Texas House committee considers sports betting in the state

Texas House members moved a step closer to a floor debate on expanding gambling in Texas. 

HB 1942, which would legalize online sports betting, was officially reported to the House Calendars' Committee. An up or down vote on the measure, filed by republican Jeff Leach, (R) Plano, is no longer a long shot.

"The Bill is in a good spot. We're building support every single day from legislators here and from Texans across the state. I think we're going to be able to get it up, get it across the finish line in the House," said Rep. Leach.

The odds of winning in the Senate currently remain a long shot. Lt. Governor Dan Patrick has declared any gambling bill from the House as D-O-A in the Senate, but Leach is not ready to fold.

"I don't. My job is to pass a bill through the House and to get it over to the Senate. I trust my Senate, my Senate author over there, Lois Kolkhorst, who's well respected, very smart. We're working very hard on this," said Leach.

There is another big reason for Leach to be optimistic.

"It's definitely a bargaining chip," said political analyst Brian Smith with St. Edward’s University.

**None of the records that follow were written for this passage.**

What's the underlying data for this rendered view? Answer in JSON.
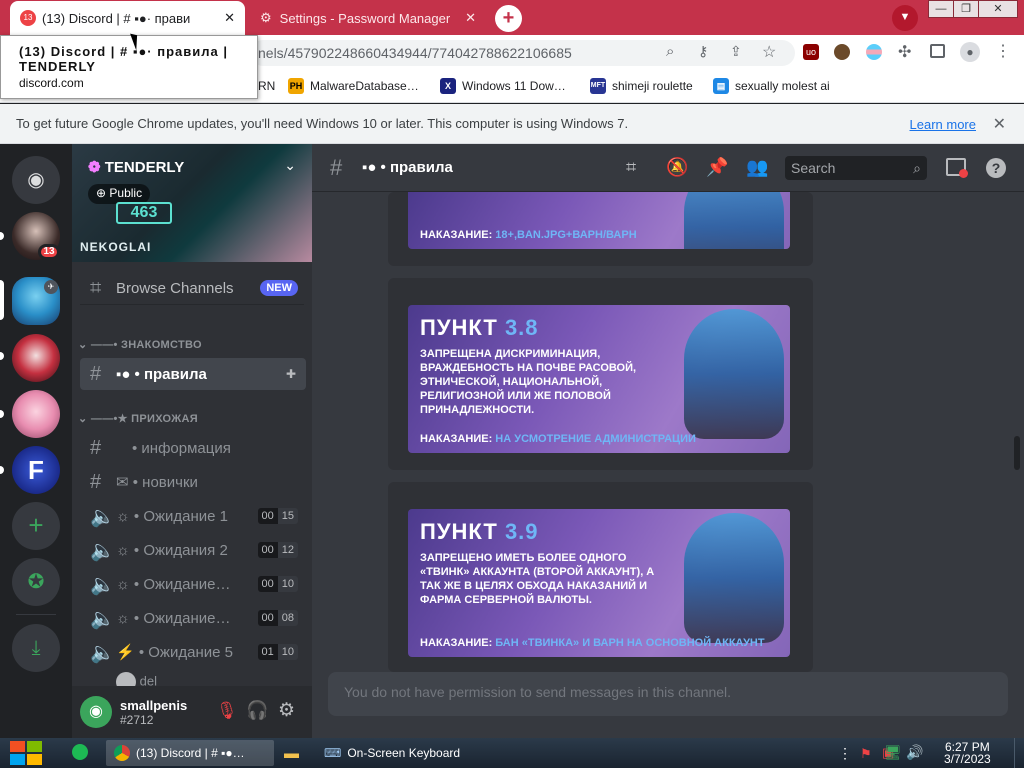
{
  "browser": {
    "tabs": [
      {
        "label": "(13) Discord | # ▪●· прави",
        "badge": "13",
        "active": true
      },
      {
        "label": "Settings - Password Manager",
        "active": false
      }
    ],
    "new_tab": "+",
    "url": "nels/457902248660434944/774042788622106685",
    "tooltip": {
      "title": "(13) Discord | # ▪●· правила | TENDERLY",
      "domain": "discord.com"
    },
    "bookmarks": [
      {
        "label": "RN",
        "icon": "bookmark-icon"
      },
      {
        "label": "MalwareDatabase…",
        "icon": "ph-icon"
      },
      {
        "label": "Windows 11 Dow…",
        "icon": "x-icon"
      },
      {
        "label": "shimeji roulette",
        "icon": "mft-icon"
      },
      {
        "label": "sexually molest ai",
        "icon": "document-icon"
      }
    ],
    "infobar": {
      "text": "To get future Google Chrome updates, you'll need Windows 10 or later. This computer is using Windows 7.",
      "link": "Learn more"
    }
  },
  "discord": {
    "server": {
      "name": "TENDERLY",
      "visibility": "Public",
      "banner_number": "463",
      "banner_tag": "NEKOGLAI"
    },
    "mention_badge": "13",
    "browse": {
      "label": "Browse Channels",
      "badge": "NEW"
    },
    "categories": [
      {
        "label": "——• ЗНАКОМСТВО"
      },
      {
        "label": "——•★ ПРИХОЖАЯ"
      }
    ],
    "channels": {
      "rules": "▪● • правила",
      "info": "• информация",
      "newbies": "✉ • новички",
      "voice": [
        {
          "label": "☼ • Ожидание 1",
          "a": "00",
          "b": "15"
        },
        {
          "label": "☼ • Ожидания 2",
          "a": "00",
          "b": "12"
        },
        {
          "label": "☼ • Ожидание…",
          "a": "00",
          "b": "10"
        },
        {
          "label": "☼ • Ожидание…",
          "a": "00",
          "b": "08"
        },
        {
          "label": "⚡ • Ожидание 5",
          "a": "01",
          "b": "10"
        }
      ],
      "partial": "del"
    },
    "header": {
      "channel": "▪● • правила",
      "search_placeholder": "Search"
    },
    "rules": [
      {
        "punishment_label": "НАКАЗАНИЕ:",
        "punishment": "18+,BAN.JPG+ВАРН/ВАРН"
      },
      {
        "title_word": "ПУНКТ",
        "number": "3.8",
        "body": "ЗАПРЕЩЕНА ДИСКРИМИНАЦИЯ, ВРАЖДЕБНОСТЬ НА ПОЧВЕ РАСОВОЙ, ЭТНИЧЕСКОЙ, НАЦИОНАЛЬНОЙ, РЕЛИГИОЗНОЙ ИЛИ ЖЕ ПОЛОВОЙ ПРИНАДЛЕЖНОСТИ.",
        "punishment_label": "НАКАЗАНИЕ:",
        "punishment": "НА УСМОТРЕНИЕ АДМИНИСТРАЦИИ"
      },
      {
        "title_word": "ПУНКТ",
        "number": "3.9",
        "body": "ЗАПРЕЩЕНО ИМЕТЬ БОЛЕЕ ОДНОГО «ТВИНК» АККАУНТА (ВТОРОЙ АККАУНТ), А ТАК ЖЕ В ЦЕЛЯХ ОБХОДА НАКАЗАНИЙ И ФАРМА СЕРВЕРНОЙ ВАЛЮТЫ.",
        "punishment_label": "НАКАЗАНИЕ:",
        "punishment": "БАН «ТВИНКА» И ВАРН НА ОСНОВНОЙ АККАУНТ"
      }
    ],
    "no_permission": "You do not have permission to send messages in this channel.",
    "user": {
      "name": "smallpenis",
      "tag": "#2712"
    },
    "colors": {
      "accent_blue": "#6fb6f6",
      "mention_red": "#ed4245",
      "new_badge": "#5865f2"
    }
  },
  "taskbar": {
    "items": [
      {
        "label": "(13) Discord | # ▪●…",
        "icon": "chrome-icon"
      },
      {
        "label": "",
        "icon": "folder-icon"
      },
      {
        "label": "On-Screen Keyboard",
        "icon": "keyboard-icon"
      }
    ],
    "time": "6:27 PM",
    "date": "3/7/2023"
  }
}
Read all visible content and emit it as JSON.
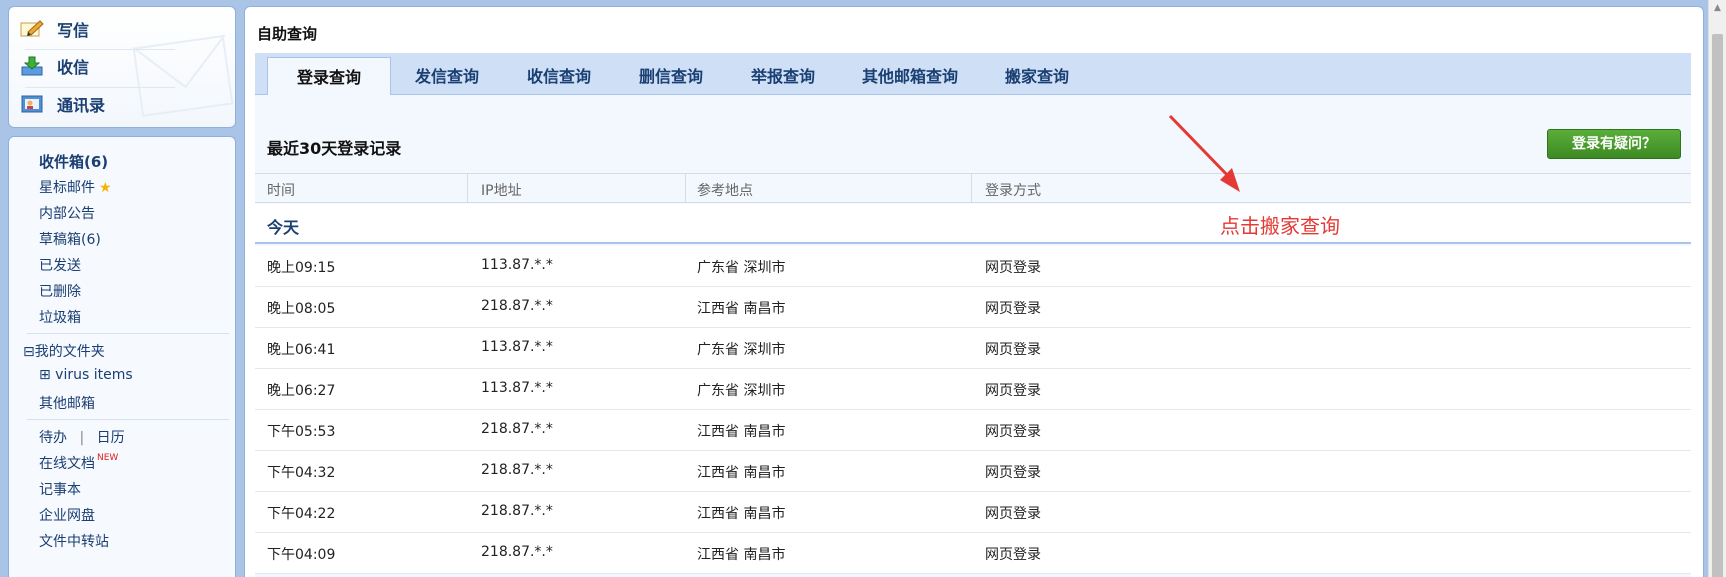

Patrick, according to Smith, could offer up an online gambling vote in the Senate as a deal to get the House to reconsider positions on school vouchers and property tax cuts.

"And if a deal comes in, that's good, you might be willing to make a deal," said Smith.

A signal may have been sent April 17 when the House Speaker referred SB 8, the Senate's school voucher Bill, to the House Public Education Committee. This is the time of year when a lot of the debating doesn't happen on either chamber floor. 

This, Smith agreed, is the backroom deal making time.

"Right. This is when the legislature has an agenda in public, but is also doing a lot of private negotiating," said Smith.

The political poker match could play out the way that the lottery debate played out several years ago.

"This could be dead until it wasn't dead, because a lot of times the power players are going to look, and they're going to ask a simple question, what's in it for me? And if the answer is nothing, then it's dead. But if a deal can be made where the important players say, what's in it for me, and an answer is given that makes them happy, then it'll move along. In the legislative process. For the lottery, it was public school funding," said Smith.

Any maneuvering will certainly involve the state budget. That's because earlier this month, House members added anti-voucher language to their version of the budget.